A group of nearly 1,800 unionized ABF Freight System Inc. workers in the Midwest have overwhelmingly voted not to authorize a strike vote against ABF, averting a possible shutdown of the less-than-truckload (LTL) carrier and clearing the way for the implementation of a new five-year collective bargaining agreement.
The members, who provide local cartage services for ABF in the so-called "Central Region," decided to not direct union leaders to call a strike by a vote of 70 percent to 30 percent, the Teamsters said in a statement last night. About 77 percent of eligible voters cast ballots, the union said. Union negotiators representing ABF workers will be polled by the end of the day to determine whether to accept management's proposal.
Top Teamster officials warned earlier this month that a walkout by the cartage workers would cause a ripple effect that would likely shut down ABF and result in the loss of about 7,500 union jobs. Management, for its part, said it had made its best and final offer to the group and was making strike preparations in the event of a thumbs-down vote.
In late August, the rank-and-file rejected management's proposal by a 64-vote margin, leading to the strike authorization vote. The August vote represented the group's second rejection of the supplement, a move that sent both sides back to the bargaining table. A third rejection would have amounted to an authorization to strike. Neither ABF nor the Teamsters would comment on specific issues regarding the supplement.
The national contract, which was ratified in late June, contains 27 supplements, each covering a specific craft or region. By mid-October, all but two had been ratified. A smaller addendum covering 50 office workers on the West Coast was ratified on Oct. 14, leaving the cartage supplement as the only outstanding issue. Under the Teamster constitution, all contract supplements or local riders must be ratified before the national contract can take effect.
The new master contract will be enforced effective the first pay period following formal ratification of all supplemental agreements, according to an ABF spokeswoman.
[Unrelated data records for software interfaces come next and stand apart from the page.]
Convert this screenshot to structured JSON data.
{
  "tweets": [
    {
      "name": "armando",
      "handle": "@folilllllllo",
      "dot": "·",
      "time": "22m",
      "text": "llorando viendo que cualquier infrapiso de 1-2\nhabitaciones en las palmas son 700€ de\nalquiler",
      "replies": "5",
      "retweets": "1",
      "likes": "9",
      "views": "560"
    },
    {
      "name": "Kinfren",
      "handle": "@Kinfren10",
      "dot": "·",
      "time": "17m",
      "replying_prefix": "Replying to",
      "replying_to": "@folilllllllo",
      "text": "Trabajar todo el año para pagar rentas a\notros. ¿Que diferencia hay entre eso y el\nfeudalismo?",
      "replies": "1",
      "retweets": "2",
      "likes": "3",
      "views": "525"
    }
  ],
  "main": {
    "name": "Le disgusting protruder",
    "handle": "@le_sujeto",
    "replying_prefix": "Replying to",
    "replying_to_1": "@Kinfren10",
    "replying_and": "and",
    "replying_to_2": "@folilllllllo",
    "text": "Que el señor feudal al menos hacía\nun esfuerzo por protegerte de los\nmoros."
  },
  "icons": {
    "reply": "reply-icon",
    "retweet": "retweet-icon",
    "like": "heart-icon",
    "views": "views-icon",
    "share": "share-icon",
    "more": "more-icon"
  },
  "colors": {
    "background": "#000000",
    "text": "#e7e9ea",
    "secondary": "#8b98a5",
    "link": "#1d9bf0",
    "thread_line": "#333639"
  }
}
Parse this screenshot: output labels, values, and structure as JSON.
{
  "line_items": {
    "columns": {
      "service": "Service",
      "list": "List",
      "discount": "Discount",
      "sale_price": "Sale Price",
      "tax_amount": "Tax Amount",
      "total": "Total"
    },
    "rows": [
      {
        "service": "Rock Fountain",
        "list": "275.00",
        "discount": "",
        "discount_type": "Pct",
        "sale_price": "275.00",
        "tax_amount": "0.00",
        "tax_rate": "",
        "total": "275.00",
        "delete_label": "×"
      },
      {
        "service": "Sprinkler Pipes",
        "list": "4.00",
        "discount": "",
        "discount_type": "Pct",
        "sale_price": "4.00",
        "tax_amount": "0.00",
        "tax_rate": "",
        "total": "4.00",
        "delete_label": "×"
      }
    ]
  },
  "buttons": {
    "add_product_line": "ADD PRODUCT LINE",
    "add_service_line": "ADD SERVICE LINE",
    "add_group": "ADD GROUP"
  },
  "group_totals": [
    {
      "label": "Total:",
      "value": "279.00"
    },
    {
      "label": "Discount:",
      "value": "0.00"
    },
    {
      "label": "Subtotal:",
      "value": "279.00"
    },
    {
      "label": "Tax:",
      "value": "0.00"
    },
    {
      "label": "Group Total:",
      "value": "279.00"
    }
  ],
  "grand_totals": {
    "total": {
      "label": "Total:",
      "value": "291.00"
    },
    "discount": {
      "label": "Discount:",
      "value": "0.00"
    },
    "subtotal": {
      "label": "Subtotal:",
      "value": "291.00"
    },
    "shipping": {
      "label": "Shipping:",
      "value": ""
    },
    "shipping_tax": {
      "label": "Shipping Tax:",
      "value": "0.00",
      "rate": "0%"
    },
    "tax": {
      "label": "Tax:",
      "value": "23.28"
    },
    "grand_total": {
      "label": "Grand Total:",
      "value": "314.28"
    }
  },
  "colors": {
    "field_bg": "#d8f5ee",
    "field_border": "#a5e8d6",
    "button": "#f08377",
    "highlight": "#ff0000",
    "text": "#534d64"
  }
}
The five-year compact calls for an immediate 7-percent wage reduction, which would be recouped in increments over the life of the contract. For the first time, ABF can subcontract out roadwork, at least up to the equivalent of 6 percent of its total miles. The agreement affords the company flexibility on work rules by expanding functions that could be handled across job classifications. It also eliminates one week of workers' vacation.
In return, all current union health, welfare, and pension benefits will be maintained. Workers would get a 1-percent bonus if ABF's operating ratio—the ratio of expenses to revenues—falls to between 95.1 and 96. They would get a 2-percent bonus if the ratio falls between 93.1 and 95 and a 3-percent bonus if it drops below 93. ABF's second-quarter ratio was 98.8, meaning it spent 98.8 cents for each $1 in revenue. The company will announce its third-quarter results on Nov. 11.
THE BATTLE AGAINST HIGH WAGES
Arkansas Best Corp., ABF's parent, has been trying for years to reduce the unit's labor costs, by far the highest in the LTL industry. In the second quarter, salaries, wages, and benefits accounted for 61 percent of the unit's operating expenses. Through the first half of the year, those charges accounted for nearly 64 percent.
The original contract expired on March 31, and both sides have agreed to seven one-month extensions since then in order to hammer out a new compact. This is the first compact ABF has negotiated on its own and apart from the National Master Freight Agreement (NMFA), which has traditionally governed labor relations in the trucking industry.
YRC Worldwide Inc. is the only carrier of significant size remaining in the NMFA, which turns 50 next year and which at its peak in the late 1970s represented about 400,000 workers. Truck labor has been decimated in the post-deregulation world as company failures, bankruptcies, consolidations, and the proliferation of nonunion carriers diminished its influence.